Transnistria’s economy is based on a mix of heavy industry (steel production), production of electricity and manufacturing (textile production), which together accounts about 80% of the total industrial output.


Due to a chequered history, today Moldova’s society is a colorful mixture of diverse ethnic groups. This cultural variety finds its expression in day-to-day life. A range of different backgrounds, languages and costumes make life in the Republic of Moldova fascinating and complex at the same time. According to the Moldovan census of 2004 the ethnic composition of Moldova – including Transnistria – is the following:

Ethnic composition


Mold. census

% Mold.

Trans. census

% Trans.




















































Others (Jews, Belarusians, Poles, Roma…)

















Two Girls Rock the City

Moldova’s Hard Rock and Heavy Metal scene was at its peak in the 90s. Today, a lot of newcomer bands scream and shout for a rock revival. The two lead singers Lena Cataraga and Olga Buionovskaia are amongst the new courageous and motivated generation of Chisinau’s rockers.

Lena Cataraga, “The Songs come from my heart”
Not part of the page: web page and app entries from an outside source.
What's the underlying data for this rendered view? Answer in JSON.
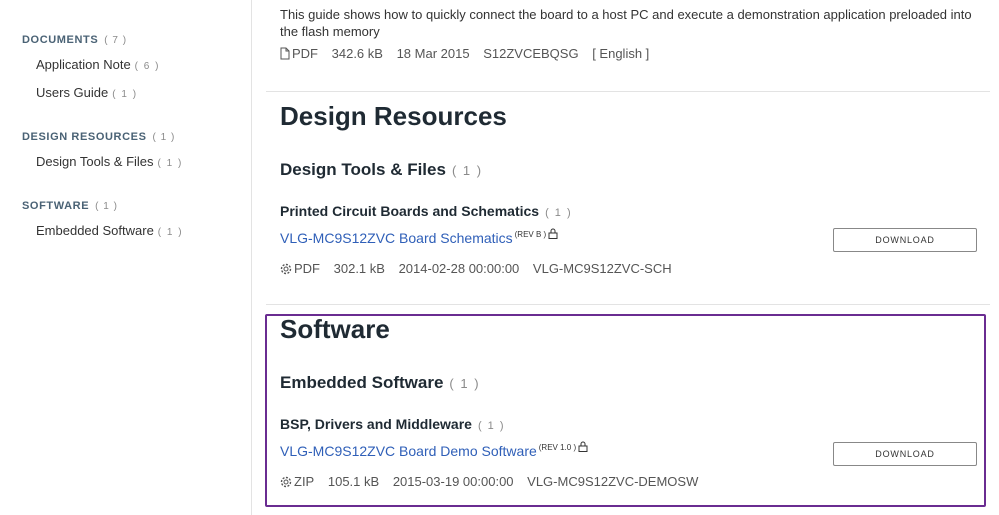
{
  "sidebar": {
    "categories": [
      {
        "label": "DOCUMENTS",
        "count": "( 7 )",
        "items": [
          {
            "label": "Application Note",
            "count": "( 6 )"
          },
          {
            "label": "Users Guide",
            "count": "( 1 )"
          }
        ]
      },
      {
        "label": "DESIGN RESOURCES",
        "count": "( 1 )",
        "items": [
          {
            "label": "Design Tools & Files",
            "count": "( 1 )"
          }
        ]
      },
      {
        "label": "SOFTWARE",
        "count": "( 1 )",
        "items": [
          {
            "label": "Embedded Software",
            "count": "( 1 )"
          }
        ]
      }
    ]
  },
  "top_doc": {
    "description": "This guide shows how to quickly connect the board to a host PC and execute a demonstration application preloaded into the flash memory",
    "type": "PDF",
    "size": "342.6 kB",
    "date": "18 Mar 2015",
    "id": "S12ZVCEBQSG",
    "language": "[ English ]"
  },
  "design_resources": {
    "title": "Design Resources",
    "subtitle": "Design Tools & Files",
    "subtitle_count": "( 1 )",
    "group": "Printed Circuit Boards and Schematics",
    "group_count": "( 1 )",
    "item": {
      "title": "VLG-MC9S12ZVC Board Schematics",
      "rev": "(REV B )",
      "type": "PDF",
      "size": "302.1 kB",
      "date": "2014-02-28 00:00:00",
      "id": "VLG-MC9S12ZVC-SCH",
      "button": "DOWNLOAD"
    }
  },
  "software": {
    "title": "Software",
    "subtitle": "Embedded Software",
    "subtitle_count": "( 1 )",
    "group": "BSP, Drivers and Middleware",
    "group_count": "( 1 )",
    "item": {
      "title": "VLG-MC9S12ZVC Board Demo Software",
      "rev": "(REV 1.0 )",
      "type": "ZIP",
      "size": "105.1 kB",
      "date": "2015-03-19 00:00:00",
      "id": "VLG-MC9S12ZVC-DEMOSW",
      "button": "DOWNLOAD"
    }
  },
  "icons": {
    "document": "document-icon",
    "gear": "gear-icon",
    "lock": "lock-icon"
  },
  "colors": {
    "link": "#2f5fb8",
    "highlight": "#6a2c91",
    "category": "#4a6275"
  }
}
Lena is the voice and composer of “Infected Rain”, a hard rock band that describes itself as a combination of female scream, hard riffs and individual style. She spent the early days of her life in Armenia, her father’s place, Chisinau and Rome. At latter she studied English and Spanish at Sapienza University. In 2008 the 22-year-old hairdresser founded Infected Rain together with her boy friend and four more band members.

I loved Nirvana
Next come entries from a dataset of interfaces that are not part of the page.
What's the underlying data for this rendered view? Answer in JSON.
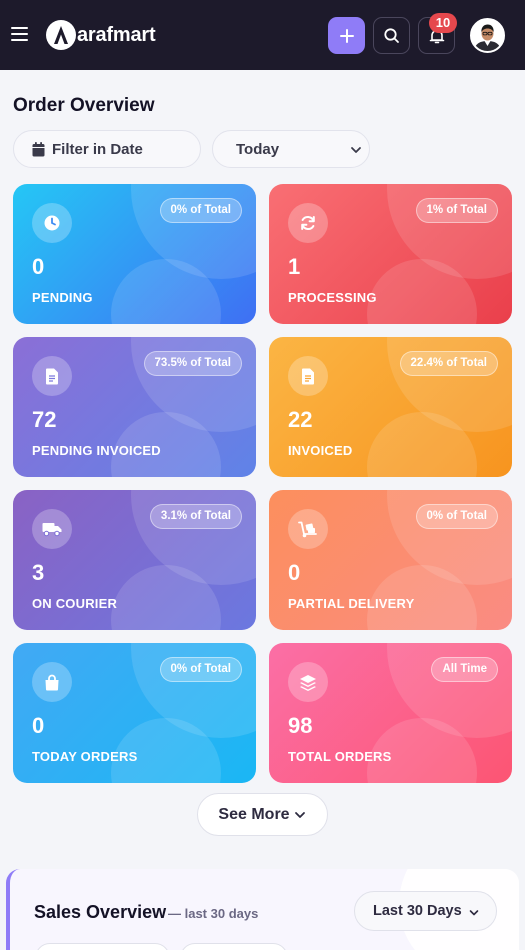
{
  "header": {
    "logo_text": "arafmart",
    "notification_count": "10",
    "colors": {
      "bar": "#1d1a2b",
      "accent": "#8f7cf7",
      "badge": "#e5484d"
    }
  },
  "order_overview": {
    "title": "Order Overview",
    "filter_label": "Filter in Date",
    "period_selected": "Today"
  },
  "cards": [
    {
      "count": "0",
      "label": "PENDING",
      "badge": "0% of Total",
      "icon": "clock-icon"
    },
    {
      "count": "1",
      "label": "PROCESSING",
      "badge": "1% of Total",
      "icon": "refresh-icon"
    },
    {
      "count": "72",
      "label": "PENDING INVOICED",
      "badge": "73.5% of Total",
      "icon": "document-icon"
    },
    {
      "count": "22",
      "label": "INVOICED",
      "badge": "22.4% of Total",
      "icon": "document-icon"
    },
    {
      "count": "3",
      "label": "ON COURIER",
      "badge": "3.1% of Total",
      "icon": "truck-icon"
    },
    {
      "count": "0",
      "label": "PARTIAL DELIVERY",
      "badge": "0% of Total",
      "icon": "dolly-icon"
    },
    {
      "count": "0",
      "label": "TODAY ORDERS",
      "badge": "0% of Total",
      "icon": "shopping-bag-icon"
    },
    {
      "count": "98",
      "label": "TOTAL ORDERS",
      "badge": "All Time",
      "icon": "layers-icon"
    }
  ],
  "see_more_label": "See More",
  "sales_overview": {
    "title": "Sales Overview",
    "subtitle": "— last 30 days",
    "period_selected": "Last 30 Days"
  }
}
Winner at Nasha Radio

{mp3}rock_olga/nasha radio{/mp3}

Open Air concerts

{mp3}rock_olga/stary melnik{/mp3}

My first vocal lessions

{mp3}rock_olga/vocal lessions{/mp3}
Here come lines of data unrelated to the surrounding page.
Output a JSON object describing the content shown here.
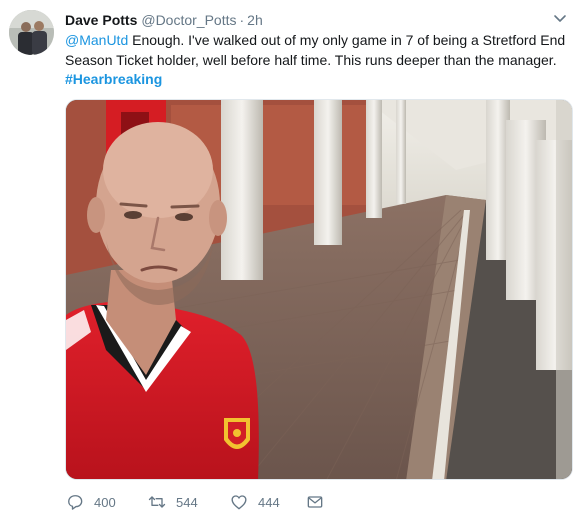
{
  "tweet": {
    "author_name": "Dave Potts",
    "author_handle": "@Doctor_Potts",
    "separator": "·",
    "time": "2h",
    "mention": "@ManUtd",
    "body": " Enough. I've walked out of my only game in 7 of being a Stretford End Season Ticket holder, well before half time. This runs deeper than the manager.",
    "hashtag": "#Hearbreaking"
  },
  "actions": {
    "replies": "400",
    "retweets": "544",
    "likes": "444"
  },
  "icons": [
    "chevron-down-icon",
    "reply-icon",
    "retweet-icon",
    "heart-icon",
    "envelope-icon"
  ],
  "colors": {
    "link": "#1b95e0",
    "secondary_text": "#657786",
    "primary_text": "#14171a"
  }
}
Infected rain history

{mp3}rock_olga/band history{/mp3}

I am out of the norm

{mp3}rock_olga/out of norm{/mp3}

Songs come from heart

{mp3}rock_olga/songs from heart{/mp3}

My childhood influences lyrics

{mp3}rock_olga/childhood lyrics{/mp3}

Live on stage in Romania



Olga Buionovskaia, “We want our Black Elephant back!”

Olga Buionovskaia loves rock music and is a passionate singer. Thus, she is part of three bands: the lead singer in “Bionic Art” and a back vocalist in “Uje Utro” and “Mate”. The language teacher talked with Moldovarious.com about the best days and the status quo of Moldova’s rock scene.

How Chisinau rocked ten years ago

{mp3}rock_olga/how chisinaus youth rocked 10 years ago{/mp3}

Black Elephant & Yellow Submarine

{mp3}rock_olga/black elephant yellow submarine{/mp3}

You can’t make a living

{mp3}rock_olga/as a moldovan rocker you cant make a living{/mp3}

Uje Utro has a sponsor

{mp3}rock_olga/uje utro and its sponsor{/mp3}

No more place to rock today

{mp3}rock_olga/no more place to rock today{/mp3}


Susanna Balian, “We want to highlight the diversity of Moldovan art”

Susanna Balian joined the IWCM – International Women’s Club of Moldova three and a half years ago. IWCM provides a variety of weekly and monthly activities to share experience, socialise and raise money for charity. The club members have their orgins from more than 35 nationalities and try to learn about Moldova and its rich culture. Susanna Balian worked among others as the club’s webmaster and is now in charge of IWCM events.

IWCM’s fundraising events


Aim of Night of Art


88 diverse Moldovan artists


1st glossy catalogue


…and the donation goes to…



Anastasia Stratu, “Our civilisation is under construction!”

Anastasia Stratu is a young Moldovan intellectual. After her studies of management of international economic relations and translations in Chisinau, she lived and worked in Moscow for three years. 28-year-old Stratu, who is fluent in five languages, is an expert in Moldovan history, specialising in local myths and legends. Currently she is writing her first novel. Moldovarious.com meets Mrs. Stratu:

Dynamic Chisinau

{mp3}ana_funky/dynamic chisinau1{/mp3}

Fairy tales, dances and songs

{mp3}ana_funky/fairy tales and songs2{/mp3}

This is heaven

{mp3}ana_funky/this is heaven3{/mp3}

We are ambitious

{mp3}ana_funky/we are ambitious4{/mp3}

I am a patriot


Civilisation under construction

{mp3}ana_funky/civilisation under construction{/mp3}



Low civil culture

{mp3}ana_funky/culture civil{/mp3}

Nepotism and corruption

{mp3}ana_funky/corruption nepotism{/mp3}

Positive trend

{mp3}ana_funky/positive trend{/mp3}